About EUNIS Best Paper Award
The EUNIS Best Paper is selected from the full papers submitted for the annual Congress. The judging panel is made up of members of the EUNIS scientific committee.
|Innovation/Imagination||An implementation of the project must have taken place and the ways in which it is innovative and different should be described. Imagination can include creative solutions to common problems or long term vision.|
|Benefits||The project must show evidence of demonstrable benefits to the target community. Types of evidence to show benefits achieved might include: case studies; institutional performance indicators; internal and external evaluations; student feedback and focus groups; system logs or other statistics and anecdotal evidence from both students and staff.|
|Technology||The technology/ies used can be proprietary, open source, cloud or self-developed, but the choice of technology must be explained and show how this technology gives added value in this context.|
|Presentation style||The paper should be interesting and readable with a well presented argument properly referenced.|
Rules for submission
The submitter must register to attend the EUNIS annual Congress and be prepared to present their work if requested to do so.
A full paper submission for EUNIS Congress (within the call for papers) is requested. Details of the submission deadlines are published on the web pages for each year’s annual congress.
The winner(s) will receive a certificate and their work will be published by EUNIS. In addition, they may be invited to present at Congress.

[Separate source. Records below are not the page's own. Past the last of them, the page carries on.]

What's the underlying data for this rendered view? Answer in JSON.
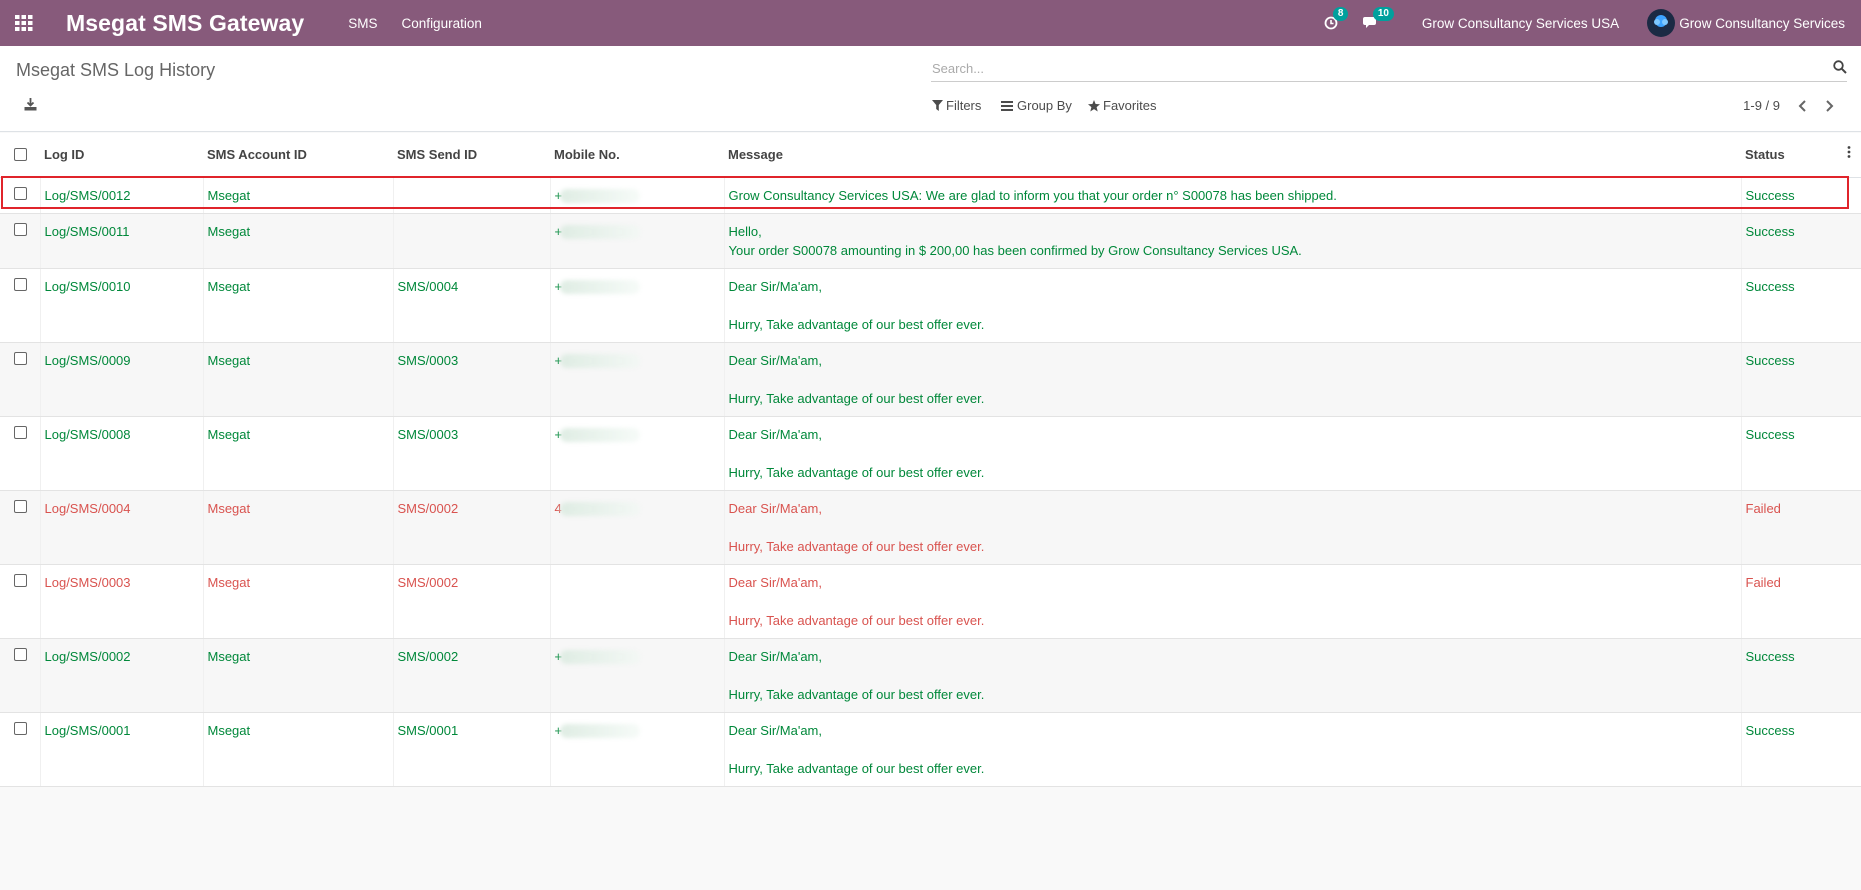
{
  "navbar": {
    "app_title": "Msegat SMS Gateway",
    "menus": [
      "SMS",
      "Configuration"
    ],
    "activity_count": "8",
    "messages_count": "10",
    "company_switch": "Grow Consultancy Services USA",
    "user_name": "Grow Consultancy Services",
    "bg_color": "#875a7b"
  },
  "control_panel": {
    "title": "Msegat SMS Log History",
    "search_placeholder": "Search...",
    "filters_label": "Filters",
    "group_by_label": "Group By",
    "favorites_label": "Favorites",
    "pager": "1-9 / 9"
  },
  "table": {
    "columns": [
      "Log ID",
      "SMS Account ID",
      "SMS Send ID",
      "Mobile No.",
      "Message",
      "Status"
    ],
    "rows": [
      {
        "log_id": "Log/SMS/0012",
        "account": "Msegat",
        "send_id": "",
        "mobile": "+",
        "message": "Grow Consultancy Services USA: We are glad to inform you that your order n° S00078 has been shipped.",
        "status": "Success",
        "state": "success"
      },
      {
        "log_id": "Log/SMS/0011",
        "account": "Msegat",
        "send_id": "",
        "mobile": "+",
        "message": "Hello,\nYour order S00078 amounting in $ 200,00 has been confirmed by Grow Consultancy Services USA.",
        "status": "Success",
        "state": "success"
      },
      {
        "log_id": "Log/SMS/0010",
        "account": "Msegat",
        "send_id": "SMS/0004",
        "mobile": "+",
        "message": "Dear Sir/Ma'am,\n\nHurry, Take advantage of our best offer ever.",
        "status": "Success",
        "state": "success"
      },
      {
        "log_id": "Log/SMS/0009",
        "account": "Msegat",
        "send_id": "SMS/0003",
        "mobile": "+",
        "message": "Dear Sir/Ma'am,\n\nHurry, Take advantage of our best offer ever.",
        "status": "Success",
        "state": "success"
      },
      {
        "log_id": "Log/SMS/0008",
        "account": "Msegat",
        "send_id": "SMS/0003",
        "mobile": "+",
        "message": "Dear Sir/Ma'am,\n\nHurry, Take advantage of our best offer ever.",
        "status": "Success",
        "state": "success"
      },
      {
        "log_id": "Log/SMS/0004",
        "account": "Msegat",
        "send_id": "SMS/0002",
        "mobile": "4",
        "message": "Dear Sir/Ma'am,\n\nHurry, Take advantage of our best offer ever.",
        "status": "Failed",
        "state": "failed"
      },
      {
        "log_id": "Log/SMS/0003",
        "account": "Msegat",
        "send_id": "SMS/0002",
        "mobile": "",
        "message": "Dear Sir/Ma'am,\n\nHurry, Take advantage of our best offer ever.",
        "status": "Failed",
        "state": "failed"
      },
      {
        "log_id": "Log/SMS/0002",
        "account": "Msegat",
        "send_id": "SMS/0002",
        "mobile": "+",
        "message": "Dear Sir/Ma'am,\n\nHurry, Take advantage of our best offer ever.",
        "status": "Success",
        "state": "success"
      },
      {
        "log_id": "Log/SMS/0001",
        "account": "Msegat",
        "send_id": "SMS/0001",
        "mobile": "+",
        "message": "Dear Sir/Ma'am,\n\nHurry, Take advantage of our best offer ever.",
        "status": "Success",
        "state": "success"
      }
    ]
  },
  "colors": {
    "success": "#00883a",
    "failed": "#d9534f",
    "highlight": "#e0242b",
    "badge": "#00a09d"
  }
}
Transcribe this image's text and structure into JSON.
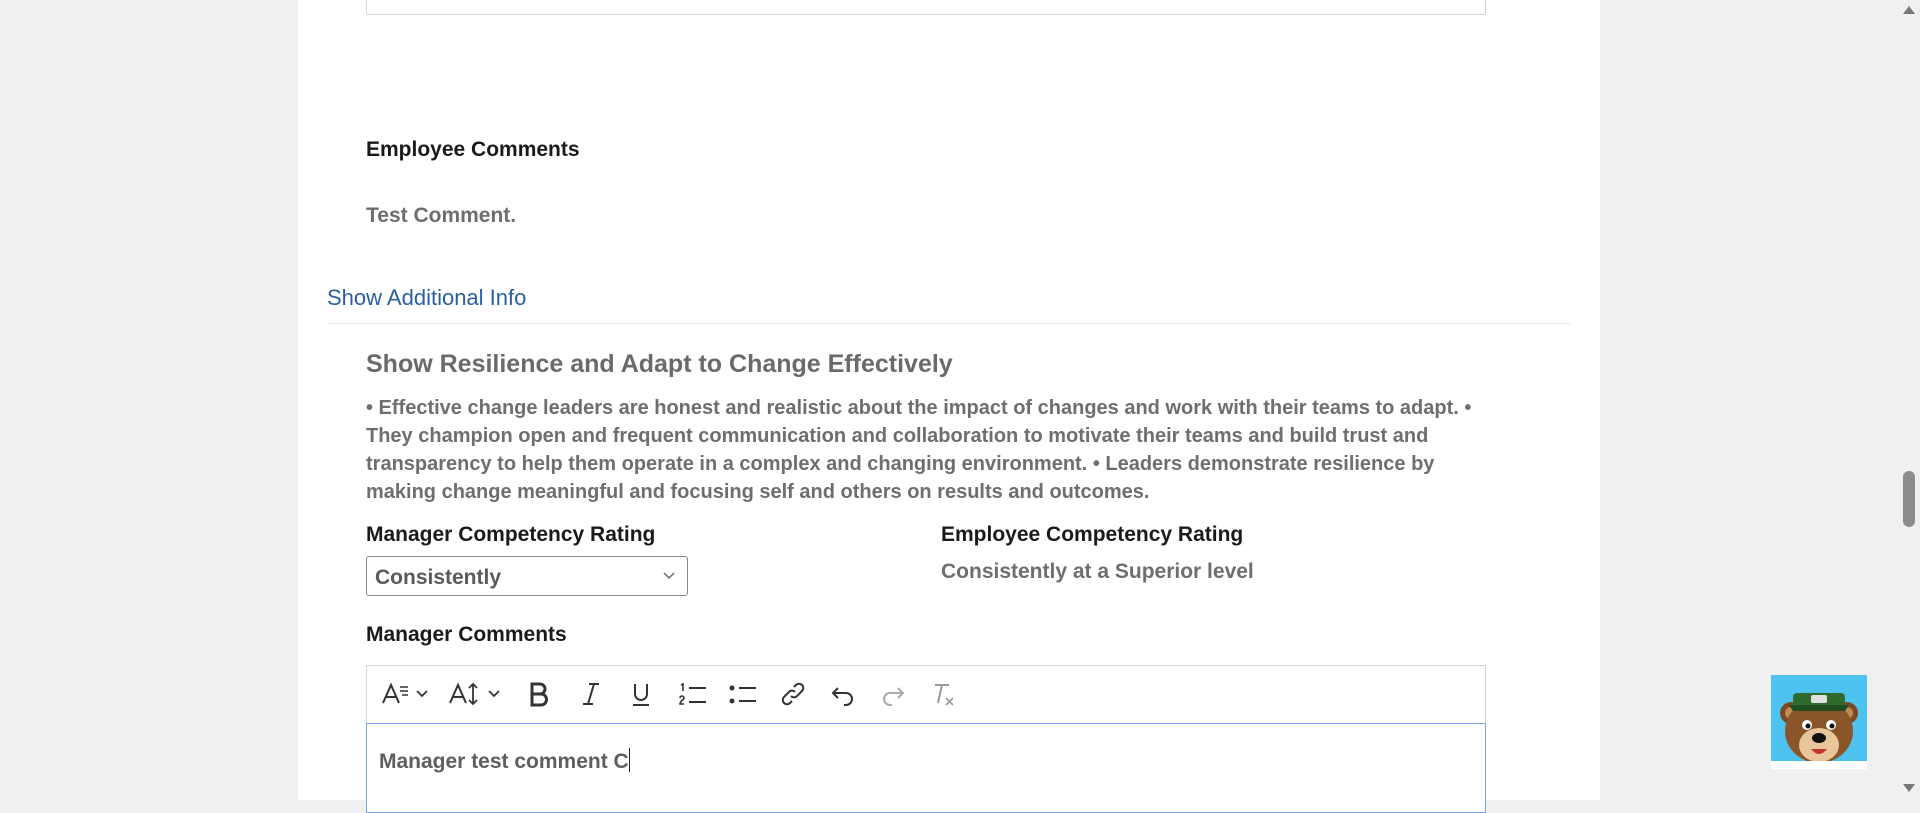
{
  "employee_comments": {
    "label": "Employee Comments",
    "text": "Test Comment."
  },
  "show_additional_info": "Show Additional Info",
  "competency": {
    "title": "Show Resilience and Adapt to Change Effectively",
    "description": "• Effective change leaders are honest and realistic about the impact of changes and work with their teams to adapt. • They champion open and frequent communication and collaboration to motivate their teams and build trust and transparency to help them operate in a complex and changing environment. • Leaders demonstrate resilience by making change meaningful and focusing self and others on results and outcomes."
  },
  "manager_rating": {
    "label": "Manager Competency Rating",
    "selected": "Consistently"
  },
  "employee_rating": {
    "label": "Employee Competency Rating",
    "value": "Consistently at a Superior level"
  },
  "manager_comments": {
    "label": "Manager Comments",
    "value": "Manager test comment C"
  },
  "toolbar": {
    "icons": [
      "font-family-icon",
      "font-size-icon",
      "bold-icon",
      "italic-icon",
      "underline-icon",
      "ordered-list-icon",
      "bullet-list-icon",
      "link-icon",
      "undo-icon",
      "redo-icon",
      "clear-format-icon"
    ]
  },
  "colors": {
    "link": "#2b5fa0",
    "editor_focus": "#7aa6e8",
    "mascot_bg": "#4fc3ef"
  }
}
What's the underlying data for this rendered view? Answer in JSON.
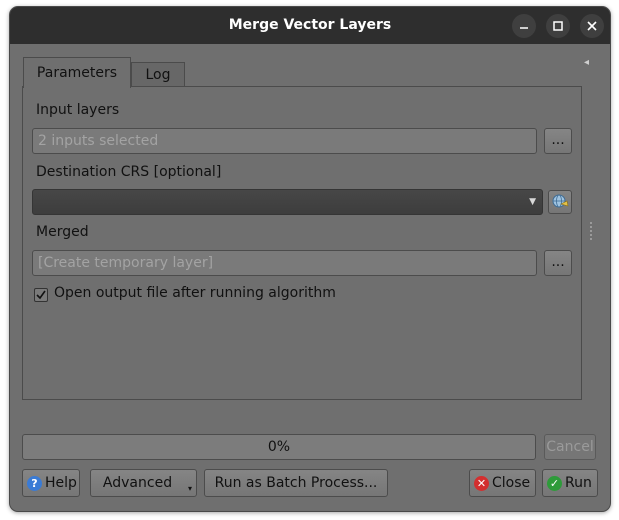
{
  "window": {
    "title": "Merge Vector Layers"
  },
  "titlebar_buttons": {
    "minimize_icon": "minimize-icon",
    "maximize_icon": "maximize-icon",
    "close_icon": "close-icon"
  },
  "tabs": [
    {
      "label": "Parameters"
    },
    {
      "label": "Log"
    }
  ],
  "collapse_glyph": "◂",
  "params": {
    "input_layers": {
      "label": "Input layers",
      "value": "2 inputs selected",
      "button": "..."
    },
    "destination_crs": {
      "label": "Destination CRS [optional]",
      "value": ""
    },
    "merged": {
      "label": "Merged",
      "placeholder": "[Create temporary layer]",
      "button": "..."
    },
    "open_output": {
      "label": "Open output file after running algorithm",
      "checked": true
    }
  },
  "progress": {
    "text": "0%",
    "fraction": 0
  },
  "buttons": {
    "cancel": "Cancel",
    "help": "Help",
    "advanced": "Advanced",
    "batch": "Run as Batch Process...",
    "close": "Close",
    "run": "Run"
  },
  "colors": {
    "help_icon": "#3a7bd5",
    "close_icon": "#d32f2f",
    "run_icon": "#2e9b3a",
    "titlebar": "#2e2e2e",
    "window_bg": "#6f6f6f"
  }
}
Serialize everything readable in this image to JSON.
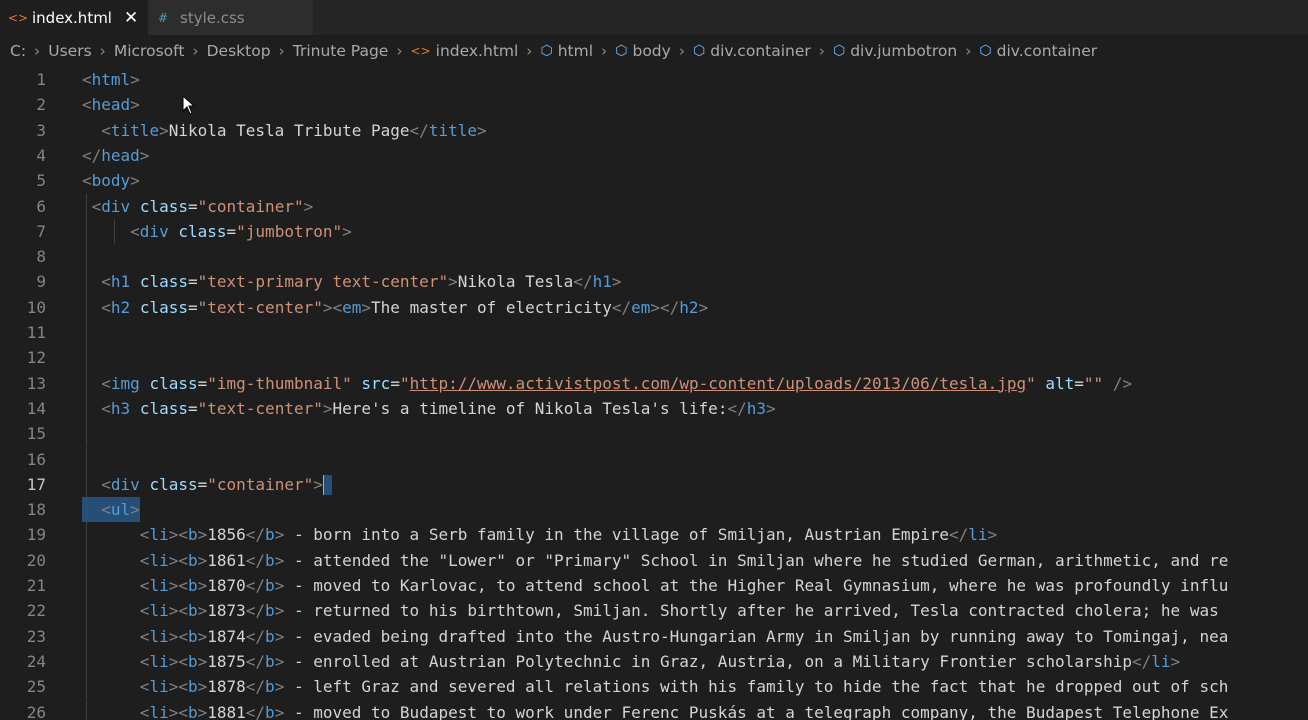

- 2021: COVID-19 Leap – not only digital but also pedagogical, by Suvi Valsta, Tuija Marstio, Virve Pekkarinen, and Anssi Mattila, Laurea University of Applied Sciences, Finland
- 2020: The processes behind research data management’ by Ville Tenhunen, University of Helsinki and James A.J. Wilson, University College London
- 2019 – “Letting Students Design their Own Dashboards -Learning Analytics from a Student’s Perspective” by Alena Droit and Bodo Rieger, University of Osnabrück, Germany
- 2018 – no award
- 2017 – Future challenges for quality-assured IT support through cooperative structures by Sarah Grzemski and Ingo Hengstebeck, IT Center RWTH Aachen University, Germany
- 2016 – “A secure infrastructure for mobile blended learning applications” by Marius Politze, Steffen Schaffert and Bernd Decker, IT Center RWTH Aachen University, Germany
- 2015 – “OMEGA-PSIR – a solution for implementing university research knowledge base” by Henryk Rybiński, Jakub Koperwas, Łukasz Skonieczny, Warsaw University of Technology, Poland
- 2014 – “Maximizing benefits of cloud computing by collaboration“, Wouter de Haan and Bert van Zomeren, SURF, The Netherlands
- 2013 – “From a Customer-Focused to a Customer-Centric University IT“, Anne Sunikka, Aalto University, Finland
- 2012 – No contest for the Best Paper
- 2011 – No contest for the Best Paper
- 2010 – “The Mobility Project – Building network of web-servers for exchange of data on student mobility”, Janina Mincer-Daszkiewicz, University of Warsaw, Poland and “Does the Cloud have a silver lining?: The future of flexible IT service delivery“, Gill Ferrell & Patrick Bellis, JISC infoNet, Northumbria University
- 2009 – No contest for the Best Paper
- 2008 – “Secure Electronic Transcripts of Student Records”, Mikael Berglund, Umea University, Sweden
- 2007 – “Creating capability for associate support through identity management”, Dave Kerr, University of Salford, UK
- 2006 – No contest for the Best Paper
- 2005 – “EduRoam, providing mobility for users”, Licia Florio, TERENA
- 2004 – “ESUP- Portal”, Pascal Aubry, University of Rennes 1, France
- 2003 – “A Decision Support System”, Elsa Cardoso, Technical University of Lisbon, Portugal
- 2002 – “Experiences with Distributed Open Source Courses”, Kristi Ala-Mutka & Tommi Mikkonen, University of Tampere, Finland & “Information infrastructures, information behaviour and trust”, David K. Allen, University of Salford, UK